Early on in my marriage, in the 1960s, I had, unfortunately, a personal experience of abortion, so in response to an advertisement published in 1980 I went to meet the people at Efrat. I was surprised to see that they were all religious, just as I’m sure they were surprised that I wasn’t.
I was given the task of building up an Efrat team for Haifa and the North, and this is what I did from 1980 until about 1997. We started off with eight women volunteers, with the number reaching approximately 50 people who could be called upon to help in various ways.
We worked from our homes and went on visits to “our” areas by bus. There were no mobile phones or computers in those days, and I kept in touch with all the volunteers by sending out a photocopied, handwritten letter, as I didn’t have a Hebrew typewriter.
The volunteers themselves were often mothers of large families. They were very kind and a pleasure to work with. My two children were in high school and at the time I was teaching English for external students and those taking matriculation exams.
Requests for help reached me via Efrat’s Jerusalem office, or people phoned me at home: “Hallo, is this Efrat? My sister/neighbor/friend has arranged to have an abortion in a few days. Could you come and see her?” I got as much information as I could about the woman, prayed very hard and phoned her up. I told her that I was Helen, from Efrat, and said I’d heard she had a problem.
“Would you like me to come and visit you, so that you could tell me about it?” I asked, and throughout all those years and all those cases, the answer was always yes.
Not a single woman told me to go away and mind my own business. You see, I knew they would say yes because, as they say, “I've been there.”
So, sometimes accompanied by another volunteer, I went to see the woman, who unfailingly welcomed me into her home.
Occasionally, her husband was there, too.
(We had a number of unmarried girls as well, which is another, long story.) The reasons we heard for terminating a pregnancy were many. Not all had to do with a lack of money; sometimes the husband or someone else in the family, or a social worker, was trying to persuade the woman to have an abortion.
We, the volunteers, listened carefully to what the woman was telling us, and drew upon our collective life experiences to try to solve some of the problems. For example, some of us knew what it was like to be pregnant while having a problem child in the family, and other volunteers had had husbands who didn’t want another child.
We talked about these things and offered help where we could.
As for contraception, I would ask in a roundabout way, simply from the point of view of statistics, if any had been used.

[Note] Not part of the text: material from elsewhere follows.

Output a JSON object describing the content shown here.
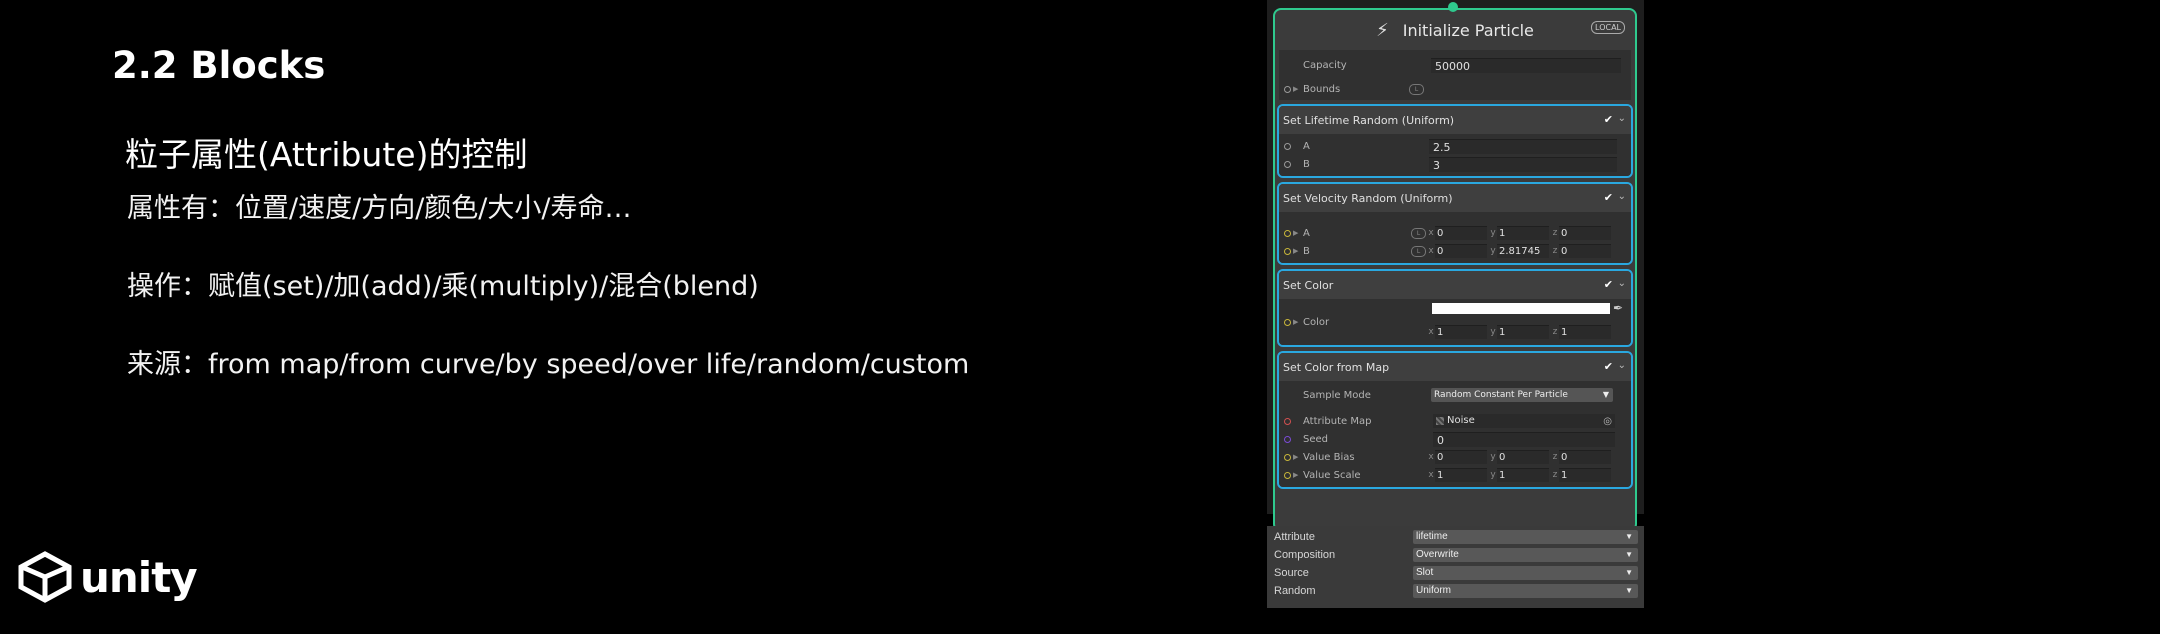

We discovered that the women knew all about contraceptives, but most of those we talked to didn’t like using them.
Some of the women thanked us very much but said they were going to have the abortion anyway, while others decided to hold on to the pregnancy and even kept in touch, inviting us to the joyful celebrations when the baby was born.
This, then, is the “catastrophe” that horrifies Rina Bar-Tal so much.
I have in front of me the patient information forms from the London Hospital, which women who have arranged to have an abortion must read and sign. A full description of the procedure is given, plus a telephone number a woman can ring “if you change your mind or wish to discuss it further.”
So you see, even Western liberals give women a choice, which is more than our social services do.